Output the full listing exactly.

Data for this exercise Start Marker

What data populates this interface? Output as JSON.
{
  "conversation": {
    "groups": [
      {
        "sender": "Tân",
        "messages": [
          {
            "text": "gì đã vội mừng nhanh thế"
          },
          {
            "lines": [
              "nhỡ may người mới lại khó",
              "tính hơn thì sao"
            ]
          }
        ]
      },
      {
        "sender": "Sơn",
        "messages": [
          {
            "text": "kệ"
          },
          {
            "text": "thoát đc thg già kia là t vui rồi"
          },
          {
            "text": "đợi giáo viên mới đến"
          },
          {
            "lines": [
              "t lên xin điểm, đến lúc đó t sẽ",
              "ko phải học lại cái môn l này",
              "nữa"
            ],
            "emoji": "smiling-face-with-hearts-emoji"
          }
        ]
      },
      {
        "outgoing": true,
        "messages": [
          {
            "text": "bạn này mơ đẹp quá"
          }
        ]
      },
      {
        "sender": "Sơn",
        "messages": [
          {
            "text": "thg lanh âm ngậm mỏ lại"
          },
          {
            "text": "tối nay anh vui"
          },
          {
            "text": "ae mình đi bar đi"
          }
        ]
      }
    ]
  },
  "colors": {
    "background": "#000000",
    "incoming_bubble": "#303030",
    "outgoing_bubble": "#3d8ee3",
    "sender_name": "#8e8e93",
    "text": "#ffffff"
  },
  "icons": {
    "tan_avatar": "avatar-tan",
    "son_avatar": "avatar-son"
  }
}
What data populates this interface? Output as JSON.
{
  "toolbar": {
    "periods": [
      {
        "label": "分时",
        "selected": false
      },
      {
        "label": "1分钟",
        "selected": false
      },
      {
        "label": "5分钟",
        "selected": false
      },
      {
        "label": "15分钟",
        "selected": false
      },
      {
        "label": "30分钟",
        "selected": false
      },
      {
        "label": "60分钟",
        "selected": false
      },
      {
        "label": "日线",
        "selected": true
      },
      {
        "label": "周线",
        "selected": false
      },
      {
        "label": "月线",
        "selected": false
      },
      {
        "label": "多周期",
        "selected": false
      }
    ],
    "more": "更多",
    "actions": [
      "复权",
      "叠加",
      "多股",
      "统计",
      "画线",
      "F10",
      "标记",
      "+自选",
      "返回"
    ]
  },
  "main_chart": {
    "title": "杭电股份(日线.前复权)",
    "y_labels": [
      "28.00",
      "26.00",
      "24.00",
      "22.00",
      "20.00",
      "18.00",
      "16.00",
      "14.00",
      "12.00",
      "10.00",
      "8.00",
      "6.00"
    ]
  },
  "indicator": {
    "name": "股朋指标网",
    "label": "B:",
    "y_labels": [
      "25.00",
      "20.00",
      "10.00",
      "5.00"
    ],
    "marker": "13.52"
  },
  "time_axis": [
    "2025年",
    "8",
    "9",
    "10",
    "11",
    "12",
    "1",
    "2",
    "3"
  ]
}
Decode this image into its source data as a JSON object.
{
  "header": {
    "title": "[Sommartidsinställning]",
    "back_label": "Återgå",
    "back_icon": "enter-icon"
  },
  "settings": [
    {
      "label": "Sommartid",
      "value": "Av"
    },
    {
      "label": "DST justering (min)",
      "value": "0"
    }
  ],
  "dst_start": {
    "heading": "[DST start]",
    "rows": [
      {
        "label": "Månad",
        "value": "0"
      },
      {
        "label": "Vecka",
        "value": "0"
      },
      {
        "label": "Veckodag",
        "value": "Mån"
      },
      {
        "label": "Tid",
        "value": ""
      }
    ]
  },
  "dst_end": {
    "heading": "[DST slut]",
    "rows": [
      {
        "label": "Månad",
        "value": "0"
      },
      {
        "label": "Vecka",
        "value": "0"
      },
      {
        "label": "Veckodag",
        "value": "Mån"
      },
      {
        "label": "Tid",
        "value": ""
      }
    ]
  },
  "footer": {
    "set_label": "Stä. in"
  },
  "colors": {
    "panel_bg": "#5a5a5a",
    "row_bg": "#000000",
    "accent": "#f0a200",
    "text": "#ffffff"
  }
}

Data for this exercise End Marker

• Answer for this exercise
What data populates this interface? Output as JSON.
{
  "conversation": {
    "groups": [
      {
        "sender": "Tân",
        "messages": [
          {
            "text": "gì đã vội mừng nhanh thế"
          },
          {
            "lines": [
              "nhỡ may người mới lại khó",
              "tính hơn thì sao"
            ]
          }
        ]
      },
      {
        "sender": "Sơn",
        "messages": [
          {
            "text": "kệ"
          },
          {
            "text": "thoát đc thg già kia là t vui rồi"
          },
          {
            "text": "đợi giáo viên mới đến"
          },
          {
            "lines": [
              "t lên xin điểm, đến lúc đó t sẽ",
              "ko phải học lại cái môn l này",
              "nữa"
            ],
            "emoji": "smiling-face-with-hearts-emoji"
          }
        ]
      },
      {
        "outgoing": true,
        "messages": [
          {
            "text": "bạn này mơ đẹp quá"
          }
        ]
      },
      {
        "sender": "Sơn",
        "messages": [
          {
            "text": "thg lanh âm ngậm mỏ lại"
          },
          {
            "text": "tối nay anh vui"
          },
          {
            "text": "ae mình đi bar đi"
          }
        ]
      }
    ]
  },
  "colors": {
    "background": "#000000",
    "incoming_bubble": "#303030",
    "outgoing_bubble": "#3d8ee3",
    "sender_name": "#8e8e93",
    "text": "#ffffff"
  },
  "icons": {
    "tan_avatar": "avatar-tan",
    "son_avatar": "avatar-son"
  }
}
What data populates this interface? Output as JSON.
{
  "toolbar": {
    "periods": [
      {
        "label": "分时",
        "selected": false
      },
      {
        "label": "1分钟",
        "selected": false
      },
      {
        "label": "5分钟",
        "selected": false
      },
      {
        "label": "15分钟",
        "selected": false
      },
      {
        "label": "30分钟",
        "selected": false
      },
      {
        "label": "60分钟",
        "selected": false
      },
      {
        "label": "日线",
        "selected": true
      },
      {
        "label": "周线",
        "selected": false
      },
      {
        "label": "月线",
        "selected": false
      },
      {
        "label": "多周期",
        "selected": false
      }
    ],
    "more": "更多",
    "actions": [
      "复权",
      "叠加",
      "多股",
      "统计",
      "画线",
      "F10",
      "标记",
      "+自选",
      "返回"
    ]
  },
  "main_chart": {
    "title": "杭电股份(日线.前复权)",
    "y_labels": [
      "28.00",
      "26.00",
      "24.00",
      "22.00",
      "20.00",
      "18.00",
      "16.00",
      "14.00",
      "12.00",
      "10.00",
      "8.00",
      "6.00"
    ]
  },
  "indicator": {
    "name": "股朋指标网",
    "label": "B:",
    "y_labels": [
      "25.00",
      "20.00",
      "10.00",
      "5.00"
    ],
    "marker": "13.52"
  },
  "time_axis": [
    "2025年",
    "8",
    "9",
    "10",
    "11",
    "12",
    "1",
    "2",
    "3"
  ]
}
Decode this image into its source data as a JSON object.
{
  "header": {
    "title": "[Sommartidsinställning]",
    "back_label": "Återgå",
    "back_icon": "enter-icon"
  },
  "settings": [
    {
      "label": "Sommartid",
      "value": "Av"
    },
    {
      "label": "DST justering (min)",
      "value": "0"
    }
  ],
  "dst_start": {
    "heading": "[DST start]",
    "rows": [
      {
        "label": "Månad",
        "value": "0"
      },
      {
        "label": "Vecka",
        "value": "0"
      },
      {
        "label": "Veckodag",
        "value": "Mån"
      },
      {
        "label": "Tid",
        "value": ""
      }
    ]
  },
  "dst_end": {
    "heading": "[DST slut]",
    "rows": [
      {
        "label": "Månad",
        "value": "0"
      },
      {
        "label": "Vecka",
        "value": "0"
      },
      {
        "label": "Veckodag",
        "value": "Mån"
      },
      {
        "label": "Tid",
        "value": ""
      }
    ]
  },
  "footer": {
    "set_label": "Stä. in"
  },
  "colors": {
    "panel_bg": "#5a5a5a",
    "row_bg": "#000000",
    "accent": "#f0a200",
    "text": "#ffffff"
  }
}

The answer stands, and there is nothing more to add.